This is a place where nothing happens– the real edge of nowhere. However the fact that nothing’s expected to happen is exactly what makes it beautiful. Grand Isle is waking up in the morning to the sound of the ocean, buying lunch at JoeBob’s Gas and Grill, and dodging lizards and spiders as you trek through the sand in your bare feet at night. It’s dipping your toes in the warm, murky gulf while staring at distant oil rigs on the horizon. It’s hearing the flies buzz around your ears as the heat sticks to your skin. As Sadie (a fellow Bookpacker) says, “it’s an easy place to fall in love” exactly because of how simple it is.

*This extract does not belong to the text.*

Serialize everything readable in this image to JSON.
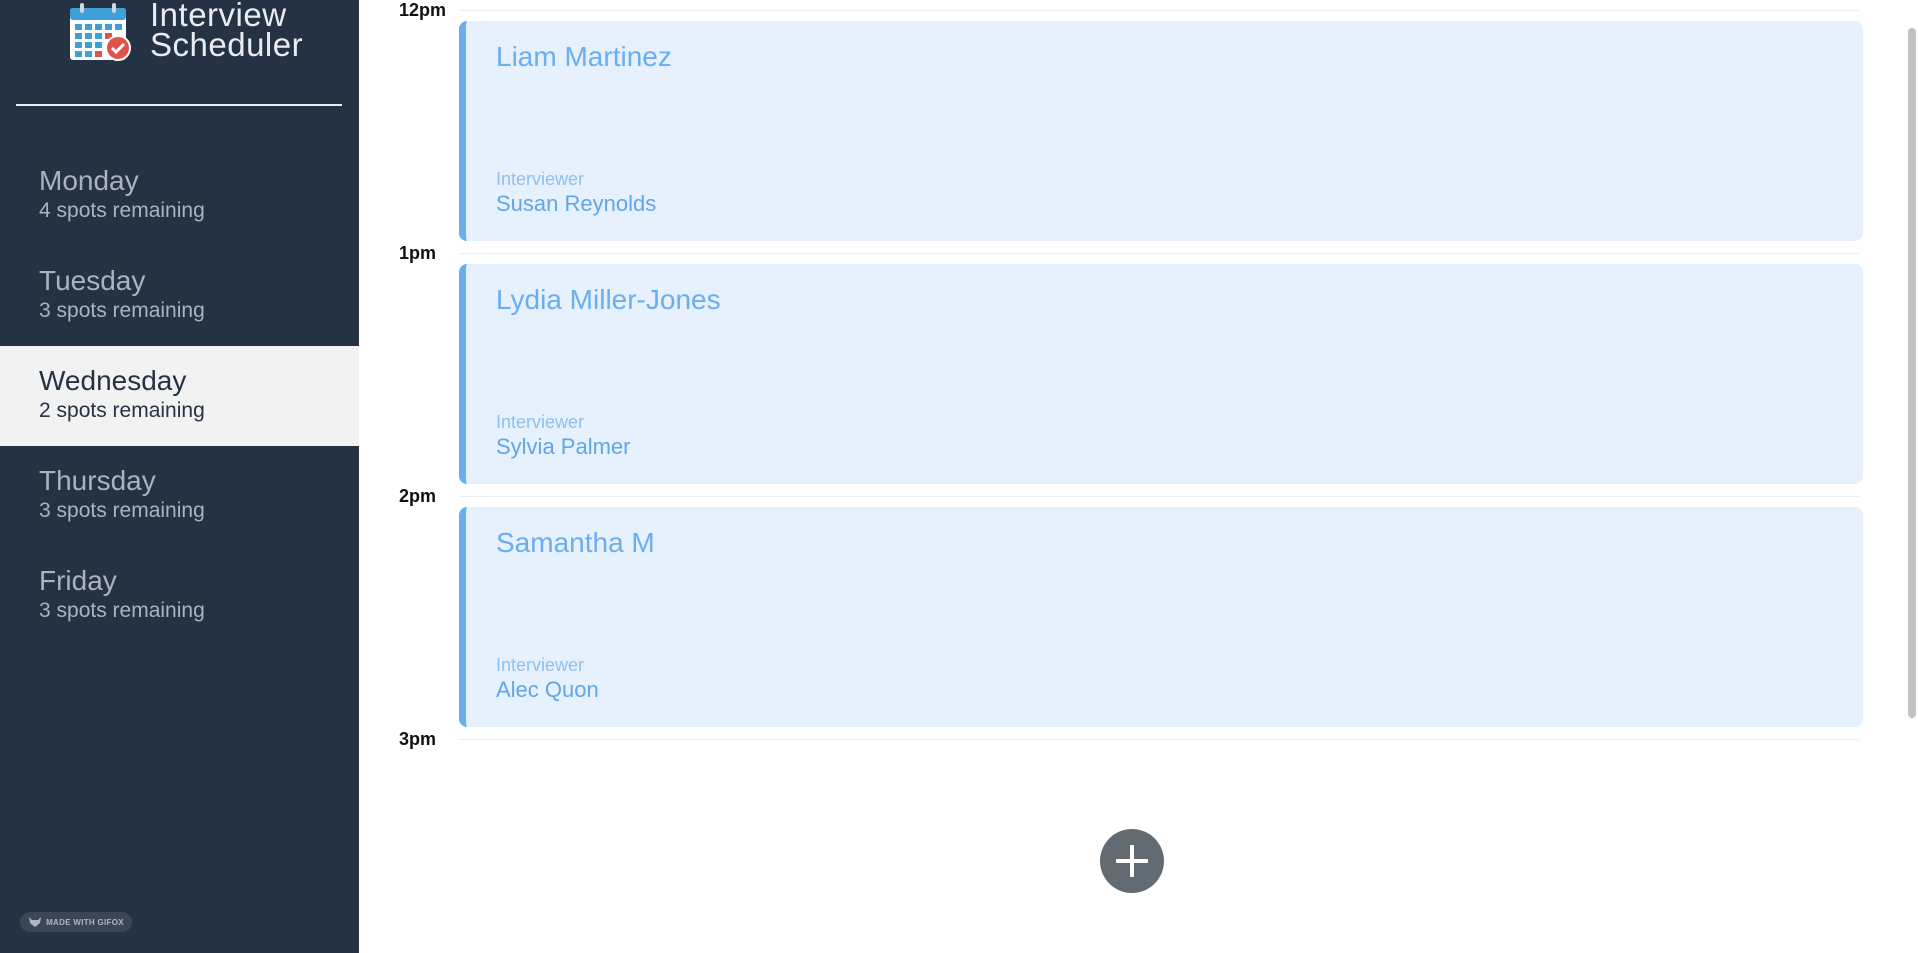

Edna Pontellier fell in love in Grand Isle, and although her circumstances are quite different from mine (being that she is a 19th century housewife to a husband of which she doesn't love, as well as a mother to children she never wanted), I can still understand how it happened. Grand Isle is a place that asks you for your utmost attention and presence. It asks you to be nowhere else but in the moment and cuts you off from the reality of a busier life. Edna would spend summers here with her family, but in The Awakening she mostly spends time with herself figuring out who she is and what she would like to be going forward. She’s defiant for her time through the freedom that she adopts from the way of the Creole, so much so that come the end of the book, she truly lets herself go in a destructive, yet transcendent manner by releasing herself to the embrace of the sea and drowning herself in the process.

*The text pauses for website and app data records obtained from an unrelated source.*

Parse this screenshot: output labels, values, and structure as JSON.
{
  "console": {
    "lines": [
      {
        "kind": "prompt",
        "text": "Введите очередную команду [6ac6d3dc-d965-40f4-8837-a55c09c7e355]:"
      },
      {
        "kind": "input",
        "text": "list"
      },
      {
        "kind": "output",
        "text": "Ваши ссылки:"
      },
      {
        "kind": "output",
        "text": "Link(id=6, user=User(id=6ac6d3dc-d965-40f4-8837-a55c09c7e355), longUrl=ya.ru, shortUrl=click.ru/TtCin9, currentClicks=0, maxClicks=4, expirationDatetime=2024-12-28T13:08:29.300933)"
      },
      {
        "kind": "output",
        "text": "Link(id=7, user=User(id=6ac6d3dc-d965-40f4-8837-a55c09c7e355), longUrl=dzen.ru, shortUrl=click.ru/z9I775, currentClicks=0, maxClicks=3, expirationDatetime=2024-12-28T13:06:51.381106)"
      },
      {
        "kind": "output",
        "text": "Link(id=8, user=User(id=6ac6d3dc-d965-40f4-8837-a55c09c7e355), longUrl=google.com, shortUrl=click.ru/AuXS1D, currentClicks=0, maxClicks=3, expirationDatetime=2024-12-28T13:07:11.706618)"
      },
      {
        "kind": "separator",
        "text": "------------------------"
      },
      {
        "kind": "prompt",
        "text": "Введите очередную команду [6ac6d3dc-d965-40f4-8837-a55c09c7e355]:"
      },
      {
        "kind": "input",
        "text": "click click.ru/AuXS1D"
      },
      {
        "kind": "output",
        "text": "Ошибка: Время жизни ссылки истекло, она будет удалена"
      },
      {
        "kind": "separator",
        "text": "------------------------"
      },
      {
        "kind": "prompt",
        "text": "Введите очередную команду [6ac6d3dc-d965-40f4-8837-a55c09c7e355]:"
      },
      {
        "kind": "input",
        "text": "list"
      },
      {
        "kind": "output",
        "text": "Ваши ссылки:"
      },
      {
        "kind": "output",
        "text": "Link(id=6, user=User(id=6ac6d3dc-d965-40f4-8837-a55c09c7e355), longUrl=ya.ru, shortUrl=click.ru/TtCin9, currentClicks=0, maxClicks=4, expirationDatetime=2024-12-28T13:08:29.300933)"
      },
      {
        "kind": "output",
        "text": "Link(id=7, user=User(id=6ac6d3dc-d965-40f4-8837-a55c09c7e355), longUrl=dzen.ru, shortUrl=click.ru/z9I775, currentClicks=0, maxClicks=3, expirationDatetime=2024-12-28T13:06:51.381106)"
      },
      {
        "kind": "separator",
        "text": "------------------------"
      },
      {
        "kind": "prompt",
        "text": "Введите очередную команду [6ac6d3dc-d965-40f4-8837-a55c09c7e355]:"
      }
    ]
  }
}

Grand Isle was only the first stop on our Bookpacking tour through Southern Louisiana, however it will remain one of the most impactful. The surreal nature of placing myself in Edna’s shoes in the exact places she supposedly once stood helped close a gap of time and space within a moment in history. Growing comfortable in a place such as that, as I’ve experienced in such a brief amount of time, can really alter a person’s mindset and help one re-evaluate their true wants, needs, and values. For me, I found myself erasing all negativities from my mind; all pressures that have been imposed onto me via the pace of the college environment were excused. I was free, and in a sense, I too released myself to the embrace of the ocean– the embrace of Grand Isle.

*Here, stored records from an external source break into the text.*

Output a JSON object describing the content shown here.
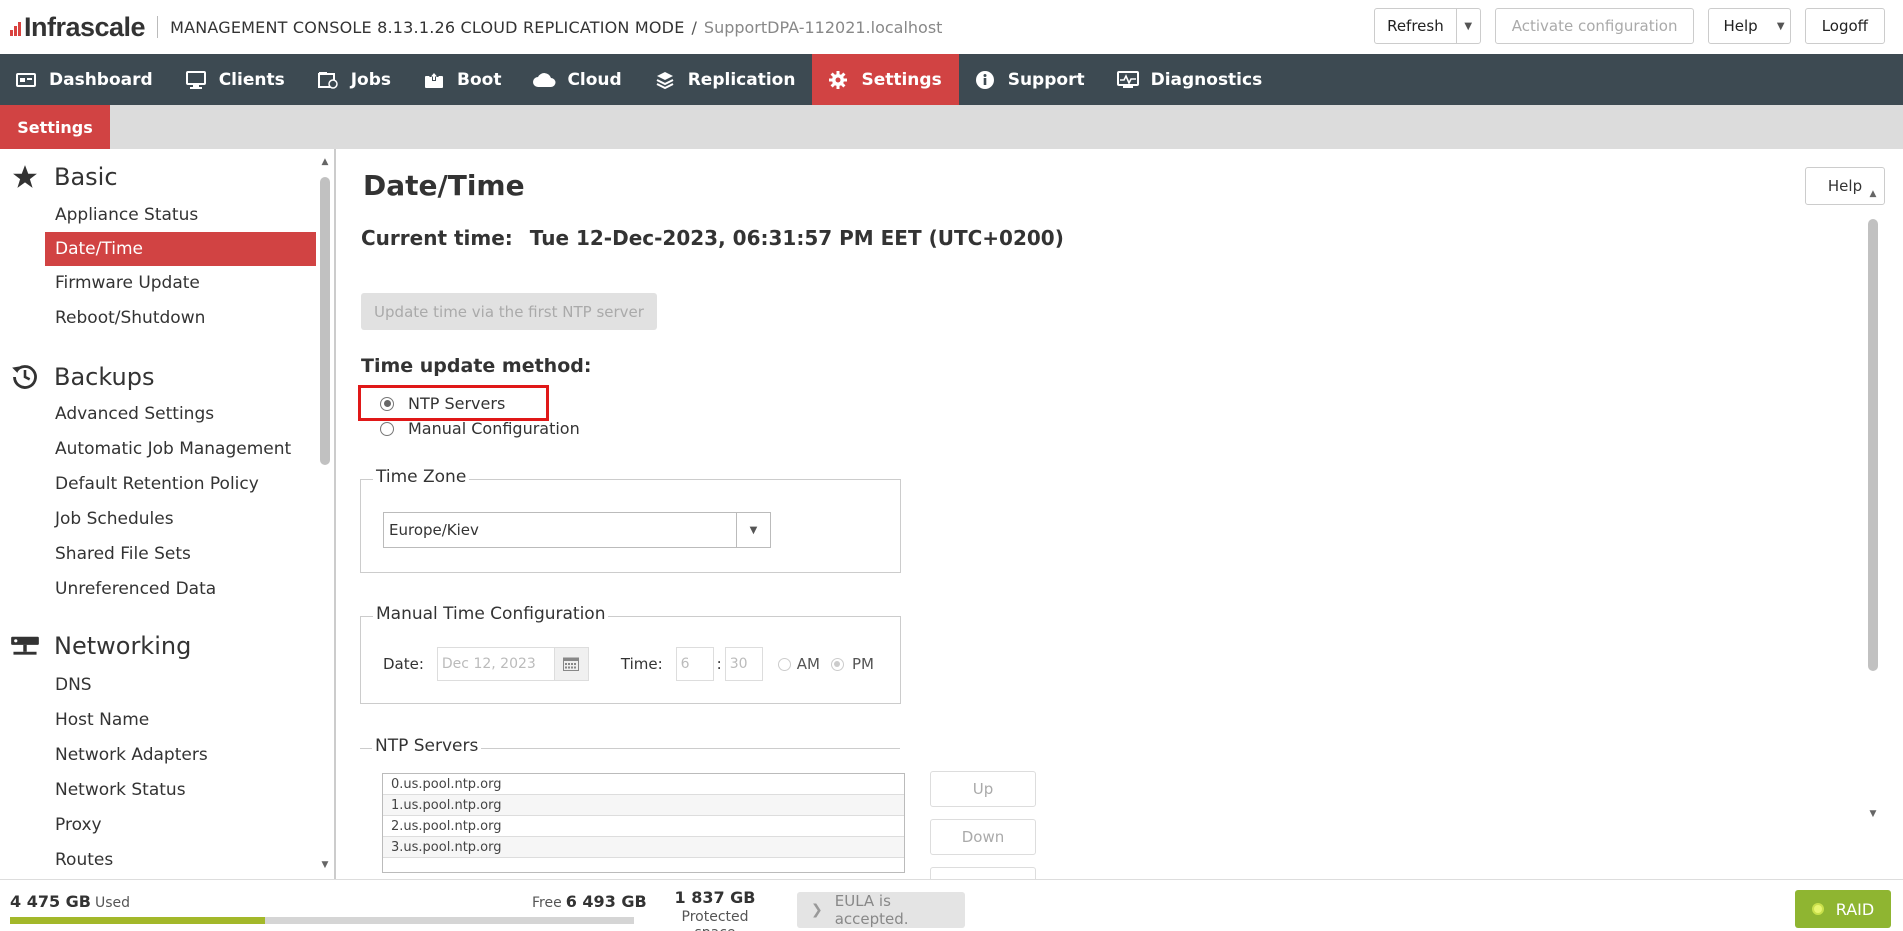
{
  "header": {
    "logo_text": "Infrascale",
    "console_title": "MANAGEMENT CONSOLE 8.13.1.26 CLOUD REPLICATION MODE",
    "separator": "/",
    "hostname": "SupportDPA-112021.localhost",
    "refresh_label": "Refresh",
    "activate_label": "Activate configuration",
    "help_label": "Help",
    "logoff_label": "Logoff"
  },
  "nav": {
    "items": [
      {
        "label": "Dashboard",
        "icon": "dashboard-icon"
      },
      {
        "label": "Clients",
        "icon": "monitor-icon"
      },
      {
        "label": "Jobs",
        "icon": "jobs-icon"
      },
      {
        "label": "Boot",
        "icon": "boot-icon"
      },
      {
        "label": "Cloud",
        "icon": "cloud-icon"
      },
      {
        "label": "Replication",
        "icon": "replication-icon"
      },
      {
        "label": "Settings",
        "icon": "gear-icon"
      },
      {
        "label": "Support",
        "icon": "info-icon"
      },
      {
        "label": "Diagnostics",
        "icon": "diagnostics-icon"
      }
    ],
    "active": "Settings"
  },
  "subnav": {
    "tab": "Settings"
  },
  "sidebar": {
    "basic": {
      "title": "Basic",
      "items": [
        "Appliance Status",
        "Date/Time",
        "Firmware Update",
        "Reboot/Shutdown"
      ]
    },
    "backups": {
      "title": "Backups",
      "items": [
        "Advanced Settings",
        "Automatic Job Management",
        "Default Retention Policy",
        "Job Schedules",
        "Shared File Sets",
        "Unreferenced Data"
      ]
    },
    "networking": {
      "title": "Networking",
      "items": [
        "DNS",
        "Host Name",
        "Network Adapters",
        "Network Status",
        "Proxy",
        "Routes"
      ]
    },
    "active_item": "Date/Time"
  },
  "content": {
    "title": "Date/Time",
    "help_label": "Help",
    "current_time_label": "Current time:",
    "current_time_value": "Tue 12-Dec-2023, 06:31:57 PM EET (UTC+0200)",
    "update_button": "Update time via the first NTP server",
    "method_heading": "Time update method:",
    "method_options": [
      "NTP Servers",
      "Manual Configuration"
    ],
    "method_selected": "NTP Servers",
    "timezone": {
      "legend": "Time Zone",
      "value": "Europe/Kiev"
    },
    "manual": {
      "legend": "Manual Time Configuration",
      "date_label": "Date:",
      "date_value": "Dec 12, 2023",
      "time_label": "Time:",
      "hour": "6",
      "minute": "30",
      "colon": ":",
      "am": "AM",
      "pm": "PM",
      "ampm_selected": "PM"
    },
    "ntp": {
      "legend": "NTP Servers",
      "servers": [
        "0.us.pool.ntp.org",
        "1.us.pool.ntp.org",
        "2.us.pool.ntp.org",
        "3.us.pool.ntp.org"
      ],
      "up_label": "Up",
      "down_label": "Down"
    }
  },
  "footer": {
    "used_value": "4 475 GB",
    "used_label": "Used",
    "free_label": "Free",
    "free_value": "6 493 GB",
    "used_fraction": 0.408,
    "protected_value": "1 837 GB",
    "protected_label": "Protected space",
    "eula": "EULA is accepted.",
    "raid": "RAID"
  },
  "colors": {
    "accent": "#d14343",
    "nav_bg": "#3d4a52",
    "raid_green": "#8fb531",
    "bar_fill": "#a3b82a"
  }
}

With all of this being said, I would never choose to live in place such as that. I had no desire to stay for longer than a brief vacation or else my mind, as restless as it is, would probably consume itself and decay into grains of sand to be lost to the wind. To Edna and her summer lover, Robert, it was the same thing. I can only imagine that anyone that ventures down to “the edge of nowhere” is bound to find the same solace and energy (or lack thereof) in the moments of beautiful silence shared between Edna Pontillier and myself. Driving in Grand Isle, I was still very tightly wound– worried that I wouldn't find my place in this program or my people within it. However, leaving Grand Isle, I recovered bits of myself that were lost within the stress I allowed myself to carry, and through that recovery, have already made memories with people I will never forget. From accidentally breaking my bunk bed, hoarding sweet honey biscuits and egg rolls, spotting dolphins across the horizon, to even getting locked out of our van in the middle of cemetery, this was only the mere beginning– the Awakening if you would– to an adventure I'll recount to my kids one day.